International ClassificationE21B17/10
Cooperative ClassificationE21B47/011
European ClassificationE21B47/01P
Legal Events
DateCodeEventDescription
Nov 11, 2009ASAssignment
Owner name: NOVADRILL, INC.,UTAH
Free format text: ASSIGNMENT OF ASSIGNORS INTEREST;ASSIGNORS:HALL, DAVID R., MR.;NELSON, NATHAN, MR.;WOOLSTON, SCOTT,MR.;AND OTHERS;SIGNING DATES FROM 20091110 TO 20091111;REEL/FRAME:023500/0667
Owner name: NOVADRILL, INC., UTAH
Free format text: ASSIGNMENT OF ASSIGNORS INTEREST;ASSIGNORS:HALL, DAVID R., MR.;NELSON, NATHAN, MR.;WOOLSTON, SCOTT,MR.;AND OTHERS;SIGNING DATES FROM 20091110 TO 20091111;REEL/FRAME:023500/0667

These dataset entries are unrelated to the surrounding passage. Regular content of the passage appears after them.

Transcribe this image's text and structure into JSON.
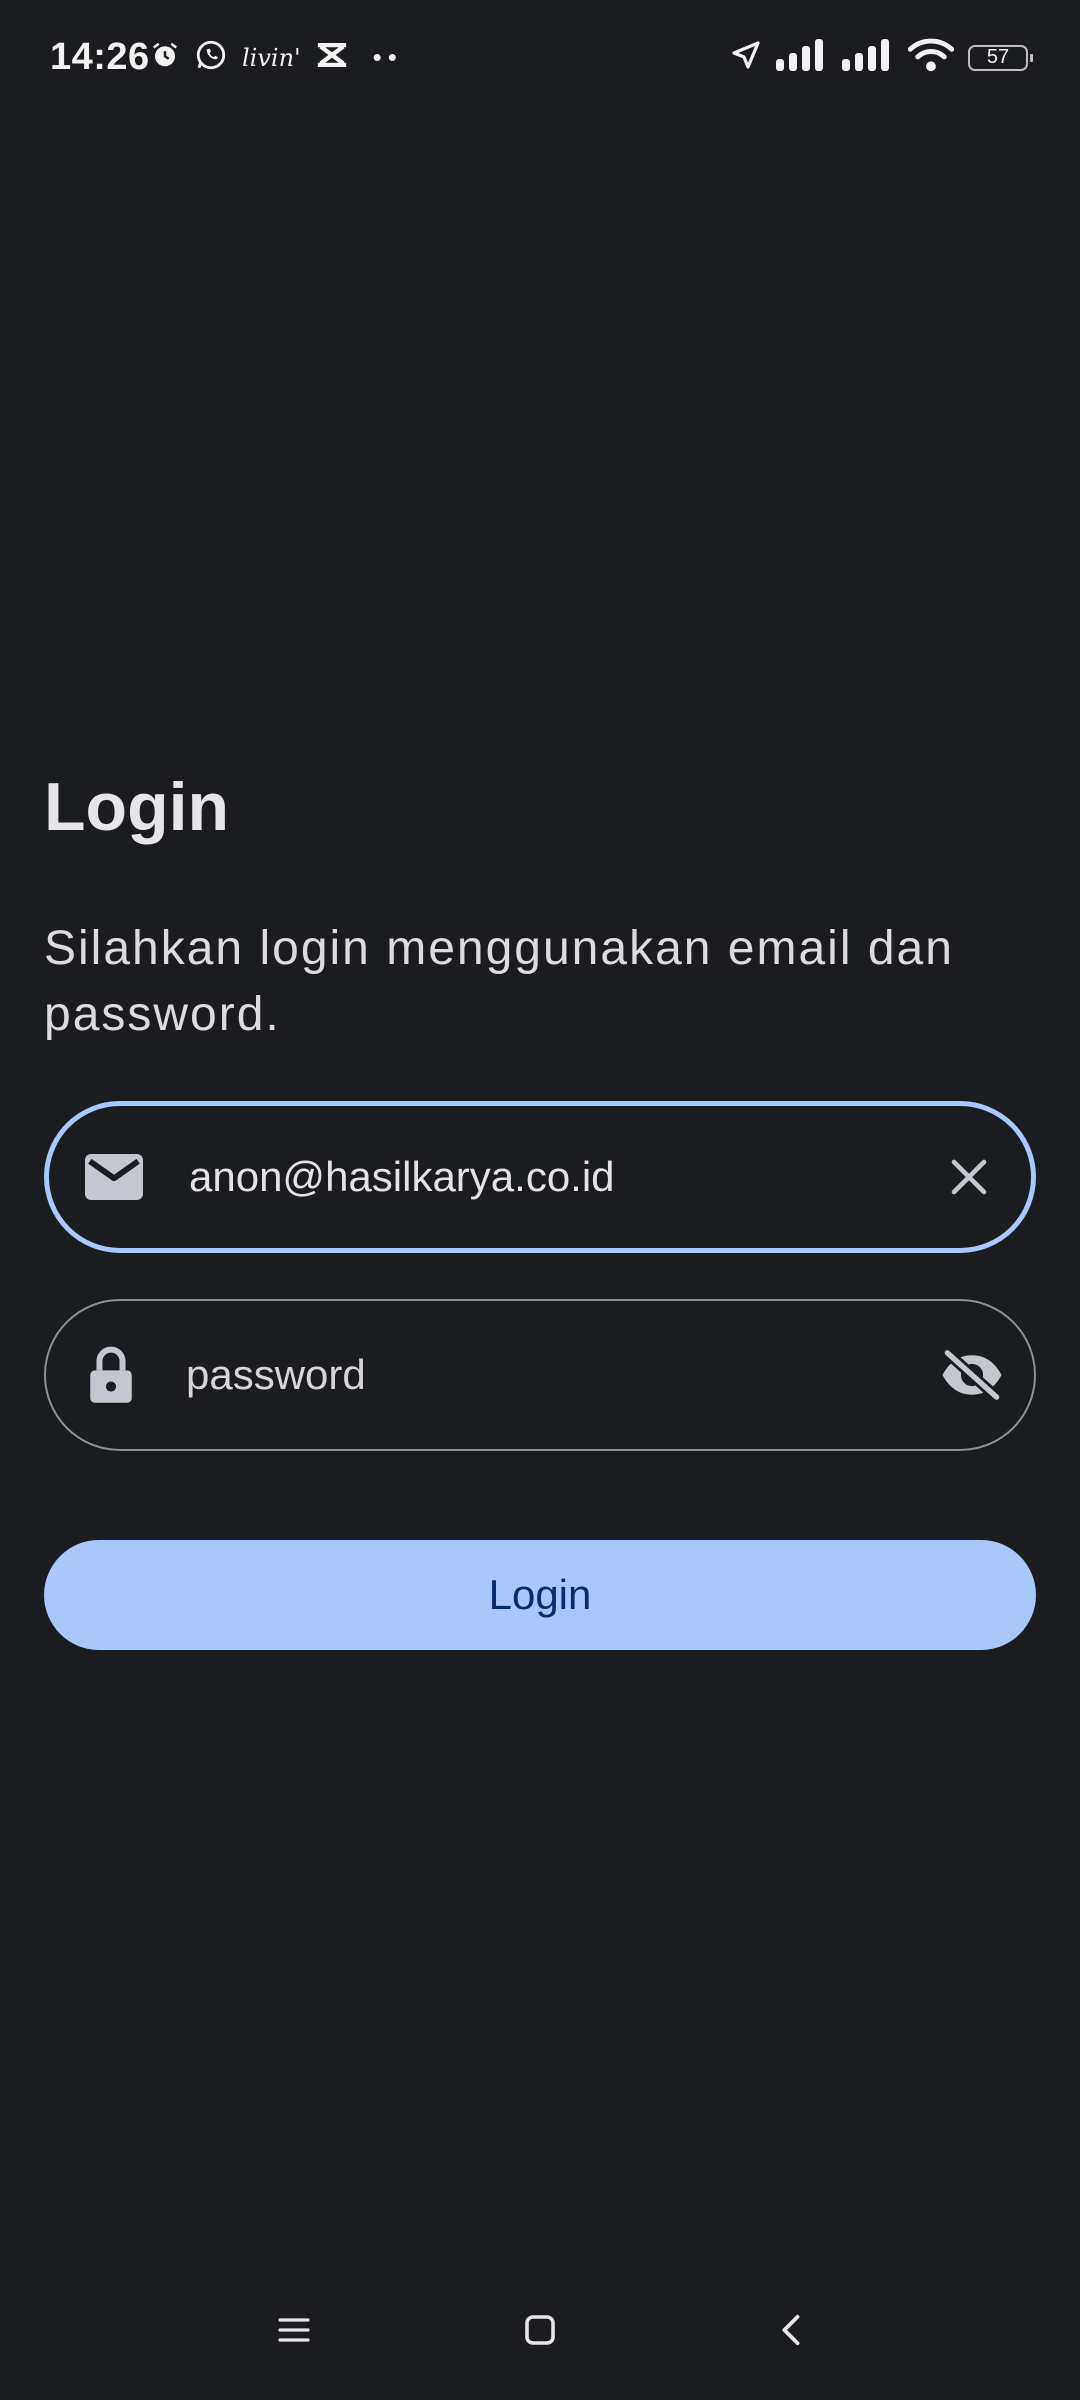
{
  "status_bar": {
    "time": "14:26",
    "left_icons": [
      "alarm-icon",
      "whatsapp-icon",
      "livin-app-icon",
      "capcut-icon",
      "more-dots-icon"
    ],
    "livin_label": "livin'",
    "right_icons": [
      "location-arrow-icon",
      "signal-1-icon",
      "signal-2-icon",
      "wifi-icon",
      "battery-icon"
    ],
    "battery_level": "57"
  },
  "login": {
    "title": "Login",
    "subtitle": "Silahkan login menggunakan email dan password.",
    "email": {
      "value": "anon@hasilkarya.co.id",
      "leading_icon": "email-icon",
      "trailing_icon": "clear-icon"
    },
    "password": {
      "value": "",
      "placeholder": "password",
      "leading_icon": "lock-icon",
      "trailing_icon": "visibility-off-icon"
    },
    "button_label": "Login"
  },
  "nav_bar": {
    "items": [
      "recents-icon",
      "home-icon",
      "back-icon"
    ]
  },
  "colors": {
    "background": "#1a1c1f",
    "accent": "#a8c7fa",
    "button_text": "#062e6f",
    "outline": "#8e9099"
  }
}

Mar 10, 2010ASAssignment
Owner name: SCHLUMBERGER TECHNOLOGY CORPORATION,TEXAS
Free format text: ASSIGNMENT OF ASSIGNORS INTEREST;ASSIGNOR:NOVADRILL, INC.;REEL/FRAME:024055/0471
Effective date: 20100121
Owner name: SCHLUMBERGER TECHNOLOGY CORPORATION, TEXAS
Free format text: ASSIGNMENT OF ASSIGNORS INTEREST;ASSIGNOR:NOVADRILL, INC.;REEL/FRAME:024055/0471
Effective date: 20100121
Dec 2, 2015FPAYFee payment
Year of fee payment: 4